▶ [INSTRUCTIONS FOR THE TASK]:
The answer should consist of the records below, repeated exactly, and no pictures.
────────────────
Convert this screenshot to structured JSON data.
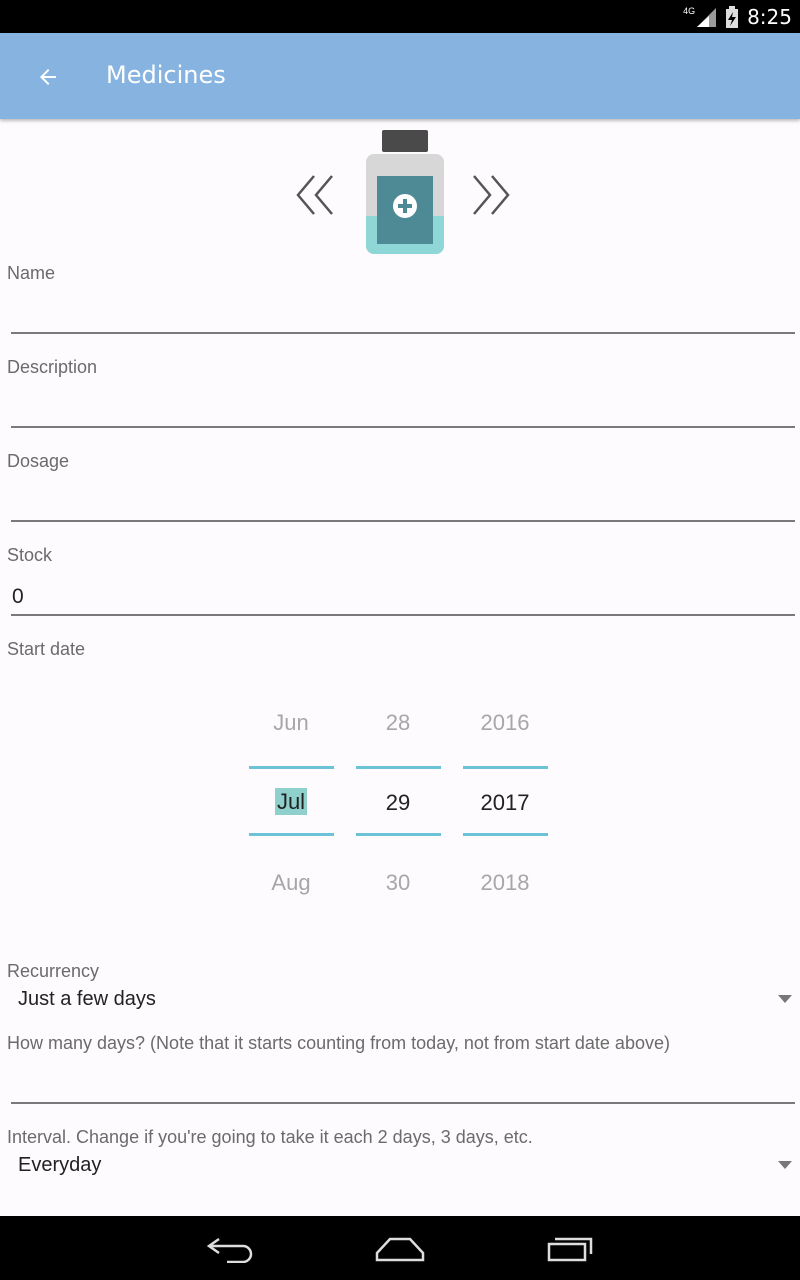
{
  "status_bar": {
    "network": "4G",
    "time": "8:25"
  },
  "app_bar": {
    "title": "Medicines",
    "back_icon": "arrow-back-icon"
  },
  "pager": {
    "prev_icon": "double-chevron-left-icon",
    "image_icon": "medicine-bottle-icon",
    "next_icon": "double-chevron-right-icon"
  },
  "form": {
    "name": {
      "label": "Name",
      "value": ""
    },
    "description": {
      "label": "Description",
      "value": ""
    },
    "dosage": {
      "label": "Dosage",
      "value": ""
    },
    "stock": {
      "label": "Stock",
      "value": "0"
    },
    "start_date": {
      "label": "Start date",
      "month": {
        "prev": "Jun",
        "selected": "Jul",
        "next": "Aug"
      },
      "day": {
        "prev": "28",
        "selected": "29",
        "next": "30"
      },
      "year": {
        "prev": "2016",
        "selected": "2017",
        "next": "2018"
      }
    },
    "recurrency": {
      "label": "Recurrency",
      "value": "Just a few days"
    },
    "how_many_days": {
      "label": "How many days? (Note that it starts counting from today, not from start date above)",
      "value": ""
    },
    "interval": {
      "label": "Interval. Change if you're going to take it each 2 days, 3 days, etc.",
      "value": "Everyday"
    }
  },
  "nav_bar": {
    "back_icon": "nav-back-icon",
    "home_icon": "nav-home-icon",
    "recents_icon": "nav-recents-icon"
  },
  "colors": {
    "app_bar": "#86b3df",
    "accent": "#6cc2d6",
    "bottle_body": "#4e8a96",
    "bottle_liquid": "#8fd6d6"
  }
}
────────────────
▶ [EXERCISE SOLUTION]:
Convert this screenshot to structured JSON data.
{
  "status_bar": {
    "network": "4G",
    "time": "8:25"
  },
  "app_bar": {
    "title": "Medicines",
    "back_icon": "arrow-back-icon"
  },
  "pager": {
    "prev_icon": "double-chevron-left-icon",
    "image_icon": "medicine-bottle-icon",
    "next_icon": "double-chevron-right-icon"
  },
  "form": {
    "name": {
      "label": "Name",
      "value": ""
    },
    "description": {
      "label": "Description",
      "value": ""
    },
    "dosage": {
      "label": "Dosage",
      "value": ""
    },
    "stock": {
      "label": "Stock",
      "value": "0"
    },
    "start_date": {
      "label": "Start date",
      "month": {
        "prev": "Jun",
        "selected": "Jul",
        "next": "Aug"
      },
      "day": {
        "prev": "28",
        "selected": "29",
        "next": "30"
      },
      "year": {
        "prev": "2016",
        "selected": "2017",
        "next": "2018"
      }
    },
    "recurrency": {
      "label": "Recurrency",
      "value": "Just a few days"
    },
    "how_many_days": {
      "label": "How many days? (Note that it starts counting from today, not from start date above)",
      "value": ""
    },
    "interval": {
      "label": "Interval. Change if you're going to take it each 2 days, 3 days, etc.",
      "value": "Everyday"
    }
  },
  "nav_bar": {
    "back_icon": "nav-back-icon",
    "home_icon": "nav-home-icon",
    "recents_icon": "nav-recents-icon"
  },
  "colors": {
    "app_bar": "#86b3df",
    "accent": "#6cc2d6",
    "bottle_body": "#4e8a96",
    "bottle_liquid": "#8fd6d6"
  }
}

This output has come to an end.